If your kitchen is looking a bit tired, there's a great way to give it a lift without the expense of a makeover or the mess of a weekend painting project. Simply add a splash of personality to your space by displaying screen printed (Australian made) cotton or linen tea towels.
With eye-catching patterns and graphic designs, screen printed tea towels are the perfect statement piece. Get ready to cook, entertain, and create in style!
Practicality as well as style
Screen printing on tea towels is typically done with high-quality materials such as cotton or linen as this ensures they are long-lasting as well as good-looking. Organic cotton or linen tea towels can be used for drying dishes, wiping up spills, and protecting surfaces from heat or scratches. The absorbent nature of linen or cotton ensures that they quickly soak up moisture, leaving your dishes and countertops clean and dry. They wash well too and become softer with use.
Even if your kitchen is not used for cooking, these tea towels will look great just hanging around.
Using quality tea towels will make everyday tasks more enjoyable.If you love entertaining guests in your kitchen, screen printed tea towels can serve as great conversation starters. Drape one over the back of a chair, or on the counter while you're serving drinks. People like to know the story behind favourite objects and screen printed tea towels are usually handmade by local artists who express themselves through their work.
Find your style
This type of tea towel is not your common garden variety type, so let's think about how to match your style.
Consider your kitchen or dining room aesthetic and colour scheme, and decide whether you want a complimentary or contrasting style. Kitchens are often minimalistic (at least when they are tidy) so going for a bold, colourful statement is a sure way to create an impact.
And if you think it is hard to find unique, Australian-made tea towels as a gift, take a look at these beautifully drawn local creatures. You can see their unique personalities and immediately know the artist has created something special.

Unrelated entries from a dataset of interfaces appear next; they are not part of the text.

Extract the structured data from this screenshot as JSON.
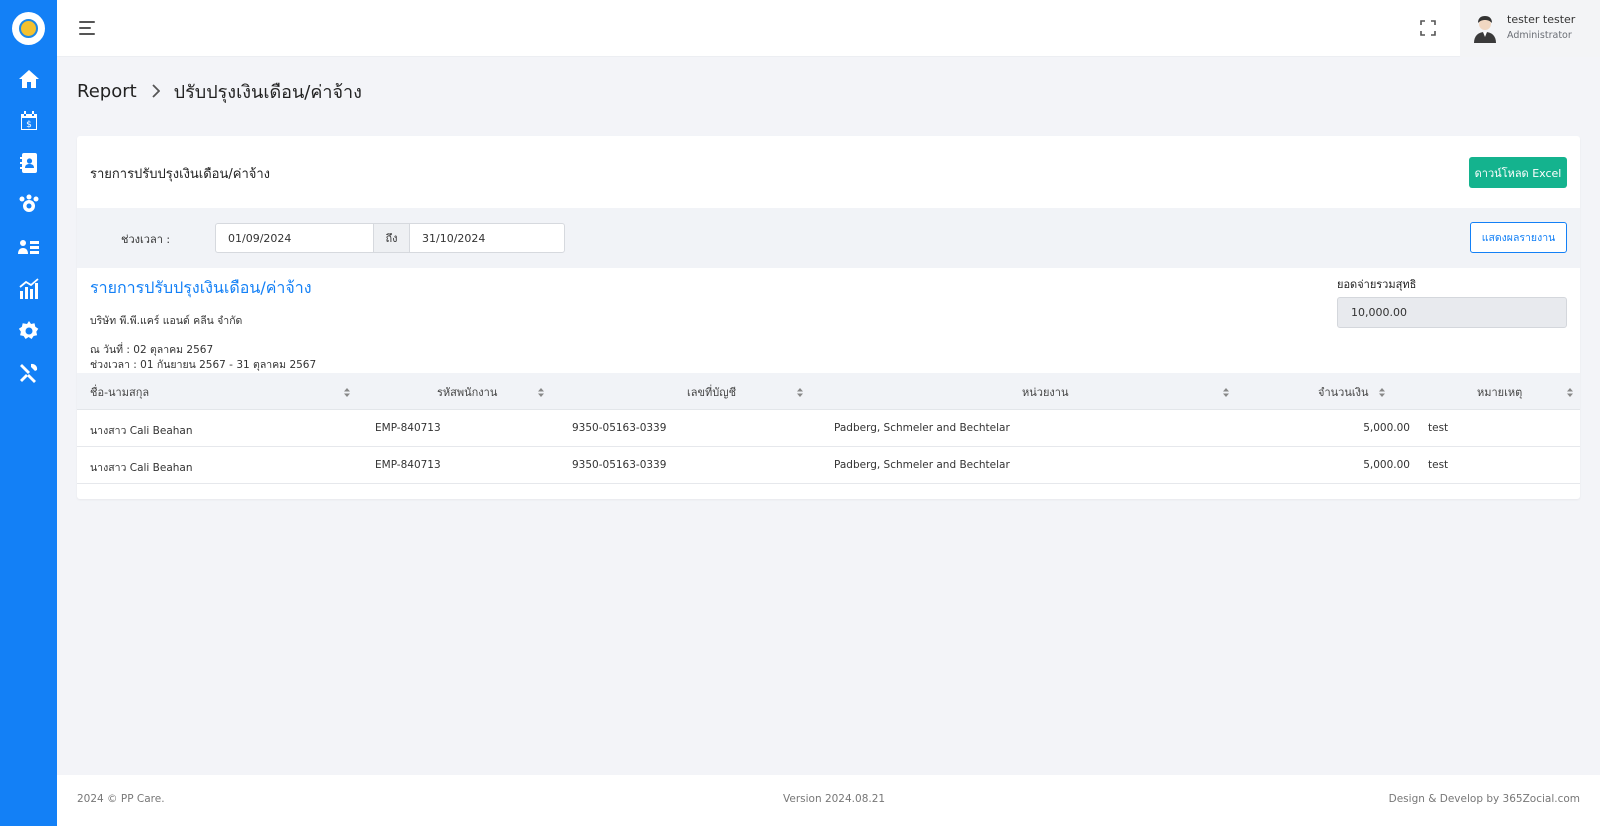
{
  "header": {
    "user_name": "tester tester",
    "user_role": "Administrator"
  },
  "sidebar": {
    "items": [
      {
        "icon": "home-icon"
      },
      {
        "icon": "calendar-money-icon"
      },
      {
        "icon": "contact-book-icon"
      },
      {
        "icon": "team-settings-icon"
      },
      {
        "icon": "user-list-icon"
      },
      {
        "icon": "chart-icon"
      },
      {
        "icon": "gear-icon"
      },
      {
        "icon": "tools-icon"
      }
    ],
    "accent": "#1380f6"
  },
  "breadcrumb": {
    "root": "Report",
    "current": "ปรับปรุงเงินเดือน/ค่าจ้าง"
  },
  "card": {
    "title": "รายการปรับปรุงเงินเดือน/ค่าจ้าง",
    "excel_button": "ดาวน์โหลด Excel",
    "excel_color": "#14b38e"
  },
  "filter": {
    "label": "ช่วงเวลา :",
    "date_from": "01/09/2024",
    "separator": "ถึง",
    "date_to": "31/10/2024",
    "show_button": "แสดงผลรายงาน"
  },
  "report": {
    "title": "รายการปรับปรุงเงินเดือน/ค่าจ้าง",
    "company": "บริษัท พี.พี.แคร์ แอนด์ คลีน จำกัด",
    "as_of": "ณ วันที่ : 02 ตุลาคม 2567",
    "period": "ช่วงเวลา : 01 กันยายน 2567 - 31 ตุลาคม 2567",
    "total_label": "ยอดจ่ายรวมสุทธิ",
    "total_value": "10,000.00"
  },
  "table": {
    "columns": [
      "ชื่อ-นามสกุล",
      "รหัสพนักงาน",
      "เลขที่บัญชี",
      "หน่วยงาน",
      "จำนวนเงิน",
      "หมายเหตุ"
    ],
    "rows": [
      [
        "นางสาว Cali Beahan",
        "EMP-840713",
        "9350-05163-0339",
        "Padberg, Schmeler and Bechtelar",
        "5,000.00",
        "test"
      ],
      [
        "นางสาว Cali Beahan",
        "EMP-840713",
        "9350-05163-0339",
        "Padberg, Schmeler and Bechtelar",
        "5,000.00",
        "test"
      ]
    ]
  },
  "footer": {
    "copyright": "2024 © PP Care.",
    "version": "Version 2024.08.21",
    "credit": "Design & Develop by 365Zocial.com"
  }
}
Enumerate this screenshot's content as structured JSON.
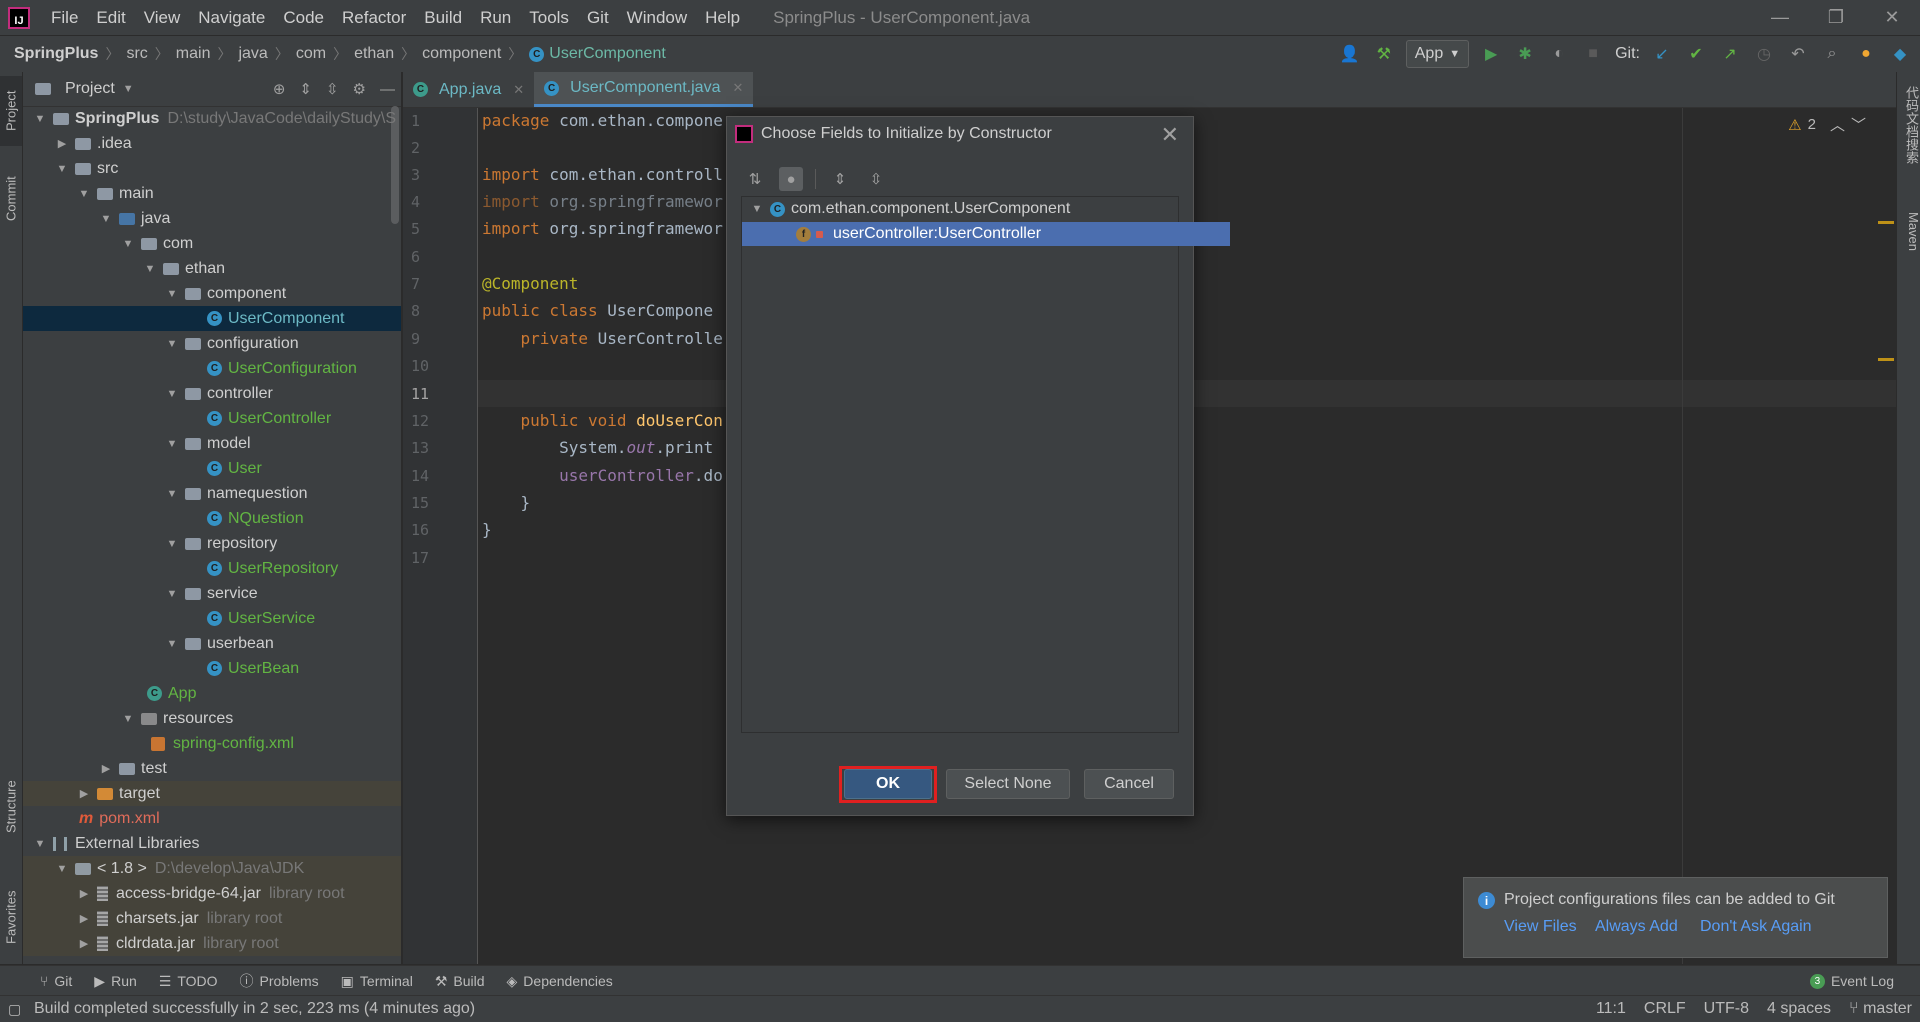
{
  "window": {
    "logo_text": "IJ",
    "title": "SpringPlus - UserComponent.java",
    "minimize_label": "—",
    "restore_label": "❐",
    "close_label": "✕"
  },
  "menu": [
    "File",
    "Edit",
    "View",
    "Navigate",
    "Code",
    "Refactor",
    "Build",
    "Run",
    "Tools",
    "Git",
    "Window",
    "Help"
  ],
  "breadcrumb": [
    "SpringPlus",
    "src",
    "main",
    "java",
    "com",
    "ethan",
    "component",
    "UserComponent"
  ],
  "toolbar": {
    "run_config": "App",
    "git_label": "Git:"
  },
  "left_strip": [
    "Project",
    "Commit",
    "Structure",
    "Favorites"
  ],
  "right_strip": [
    "代码文档搜索",
    "Maven"
  ],
  "project_panel": {
    "title": "Project",
    "tree": {
      "root": "SpringPlus",
      "root_path": "D:\\study\\JavaCode\\dailyStudy\\S",
      "idea": ".idea",
      "src": "src",
      "main": "main",
      "java": "java",
      "com": "com",
      "ethan": "ethan",
      "component": "component",
      "user_component": "UserComponent",
      "configuration": "configuration",
      "user_configuration": "UserConfiguration",
      "controller": "controller",
      "user_controller": "UserController",
      "model": "model",
      "user": "User",
      "namequestion": "namequestion",
      "nquestion": "NQuestion",
      "repository": "repository",
      "user_repository": "UserRepository",
      "service": "service",
      "user_service": "UserService",
      "userbean": "userbean",
      "user_bean": "UserBean",
      "app": "App",
      "resources": "resources",
      "spring_config": "spring-config.xml",
      "test": "test",
      "target": "target",
      "pom": "pom.xml",
      "external_libraries": "External Libraries",
      "jdk": "< 1.8 >",
      "jdk_path": "D:\\develop\\Java\\JDK",
      "jar1": "access-bridge-64.jar",
      "jar2": "charsets.jar",
      "jar3": "cldrdata.jar",
      "library_root": "library root"
    }
  },
  "editor": {
    "tabs": [
      {
        "label": "App.java"
      },
      {
        "label": "UserComponent.java"
      }
    ],
    "line_numbers": [
      "1",
      "2",
      "3",
      "4",
      "5",
      "6",
      "7",
      "8",
      "9",
      "10",
      "11",
      "12",
      "13",
      "14",
      "15",
      "16",
      "17"
    ],
    "warnings_count": "2",
    "code": {
      "l1_kw": "package",
      "l1_rest": " com.ethan.compone",
      "l3_kw": "import",
      "l3_rest": " com.ethan.controll",
      "l4_kw": "import",
      "l4_rest": " org.springframewor",
      "l5_kw": "import",
      "l5_rest": " org.springframewor",
      "l7": "@Component",
      "l8_kw": "public class",
      "l8_rest": " UserCompone",
      "l9_kw": "    private",
      "l9_rest": " UserControlle",
      "l12_kw": "    public void",
      "l12_fn": " doUserCon",
      "l13_a": "        System.",
      "l13_b": "out",
      "l13_c": ".print",
      "l14_a": "        ",
      "l14_b": "userController",
      "l14_c": ".do",
      "l15": "    }",
      "l16": "}"
    }
  },
  "dialog": {
    "title": "Choose Fields to Initialize by Constructor",
    "class_node": "com.ethan.component.UserComponent",
    "field_node": "userController:UserController",
    "ok_label": "OK",
    "select_none_label": "Select None",
    "cancel_label": "Cancel"
  },
  "notification": {
    "message": "Project configurations files can be added to Git",
    "actions": [
      "View Files",
      "Always Add",
      "Don't Ask Again"
    ]
  },
  "bottom_tools": [
    "Git",
    "Run",
    "TODO",
    "Problems",
    "Terminal",
    "Build",
    "Dependencies"
  ],
  "event_log": {
    "label": "Event Log",
    "count": "3"
  },
  "status": {
    "message": "Build completed successfully in 2 sec, 223 ms (4 minutes ago)",
    "position": "11:1",
    "line_sep": "CRLF",
    "encoding": "UTF-8",
    "indent": "4 spaces",
    "branch": "master"
  }
}
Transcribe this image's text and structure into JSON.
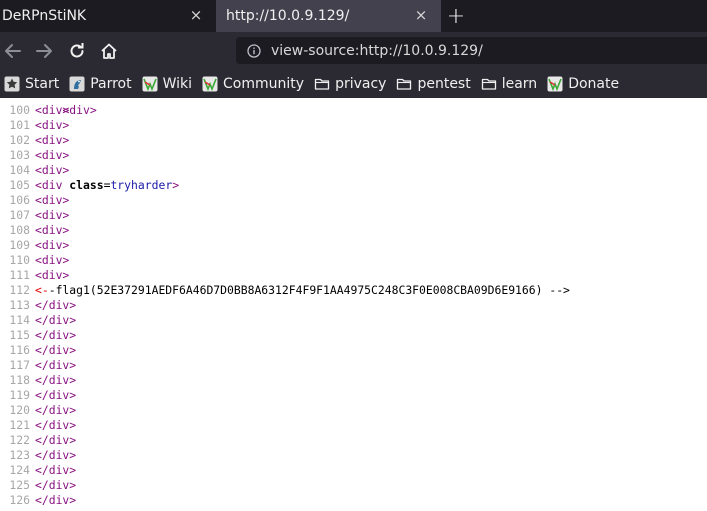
{
  "tabs": [
    {
      "title": "DeRPnStiNK",
      "active": false,
      "close_icon": "×"
    },
    {
      "title": "http://10.0.9.129/",
      "active": true,
      "close_icon": "×"
    }
  ],
  "new_tab_icon": "+",
  "nav": {
    "url": "view-source:http://10.0.9.129/"
  },
  "bookmarks": [
    {
      "label": "Start",
      "icon": "star-icon"
    },
    {
      "label": "Parrot",
      "icon": "parrot-icon"
    },
    {
      "label": "Wiki",
      "icon": "wiki-icon"
    },
    {
      "label": "Community",
      "icon": "community-icon"
    },
    {
      "label": "privacy",
      "icon": "folder-icon"
    },
    {
      "label": "pentest",
      "icon": "folder-icon"
    },
    {
      "label": "learn",
      "icon": "folder-icon"
    },
    {
      "label": "Donate",
      "icon": "donate-icon"
    }
  ],
  "source": {
    "partial_top_line": "<div>",
    "lines": [
      {
        "n": "100",
        "text": "<div>"
      },
      {
        "n": "101",
        "text": "<div>"
      },
      {
        "n": "102",
        "text": "<div>"
      },
      {
        "n": "103",
        "text": "<div>"
      },
      {
        "n": "104",
        "text": "<div>"
      },
      {
        "n": "105",
        "text": "<div class=tryharder>"
      },
      {
        "n": "106",
        "text": "<div>"
      },
      {
        "n": "107",
        "text": "<div>"
      },
      {
        "n": "108",
        "text": "<div>"
      },
      {
        "n": "109",
        "text": "<div>"
      },
      {
        "n": "110",
        "text": "<div>"
      },
      {
        "n": "111",
        "text": "<div>"
      },
      {
        "n": "112",
        "text": "<--flag1(52E37291AEDF6A46D7D0BB8A6312F4F9F1AA4975C248C3F0E008CBA09D6E9166) -->"
      },
      {
        "n": "113",
        "text": "</div>"
      },
      {
        "n": "114",
        "text": "</div>"
      },
      {
        "n": "115",
        "text": "</div>"
      },
      {
        "n": "116",
        "text": "</div>"
      },
      {
        "n": "117",
        "text": "</div>"
      },
      {
        "n": "118",
        "text": "</div>"
      },
      {
        "n": "119",
        "text": "</div>"
      },
      {
        "n": "120",
        "text": "</div>"
      },
      {
        "n": "121",
        "text": "</div>"
      },
      {
        "n": "122",
        "text": "</div>"
      },
      {
        "n": "123",
        "text": "</div>"
      },
      {
        "n": "124",
        "text": "</div>"
      },
      {
        "n": "125",
        "text": "</div>"
      },
      {
        "n": "126",
        "text": "</div>"
      }
    ]
  },
  "colors": {
    "tabbar_bg": "#1c1b22",
    "active_tab_bg": "#42414d",
    "toolbar_bg": "#2b2a33",
    "tag_color": "#881280",
    "attr_value_color": "#1a1aa6",
    "line_number_color": "#a7a7a7",
    "comment_start_color": "#e00000"
  }
}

Tea towels are a good way to add visual interest to any space; hang them on the wall as well as on your oven door. They can be changed often and you don't have to worry about heat and moisture as you might with original art on paper. Australian tea towels typically measure around 50cm x 70cm, which is a good size for wall art.
Keep them looking good
Screen printing on tea towels results in a durable print. Cotton and linen, both absorbent and durable, are popular choices for screen printed tea towels. Cotton is soft and lightweight, while linen is known for a luxurious feel and its ability to soften over time. Whichever you prefer, follow these tips to keep them looking bright and fresh.
- Give your linen tea towels a quick wash before use as there may be some starch in the fabric. Likewise for cotton.
- Machine wash in cold water on a gentle cycle without any bleach which could ruin the colours.
- Dry your screen printed tea towels outside in the fresh air if possible. Alternatively, tumble dry on a low heat setting.
All our cotton and linen tea towels are made in Australia by local designers and artists. We seek out products from makers all over Australia to save you time when you're looking for something special for a favourite person or yourself.
Australian artists and makers whose work is shown on this page: Libby Watkins, Em Menzies, Me & Amber, Hamish and Buster, Kayla Reay.
The screen printing process
If you're not sure how screen printed tea towels are made, here's a quick overview.
- The artist or maker creates a drawing using their preferred medium (e.g. paint, coloured pencils) or by using a drawing program on a computer.
- The artwork is converted into a stencil. Sometimes this is done by hand, but more often a computer is used. For a piece with more than one colour, several stencils are created.
- The stencil is attached to a very fine mesh screen (traditionally made of silk but more modern ones are synthetic). Cloth is then laid under the screen and ink is pushed across the stencil so that some ink goes through the minute holes in the screen onto the fabric below, thus creating a design or patten on the cloth.
- The ink is set into the fabric, usually by applying heat to the material.
With apologies to somebody on the Internet, here's an illustration I found that will help you understand my explanation.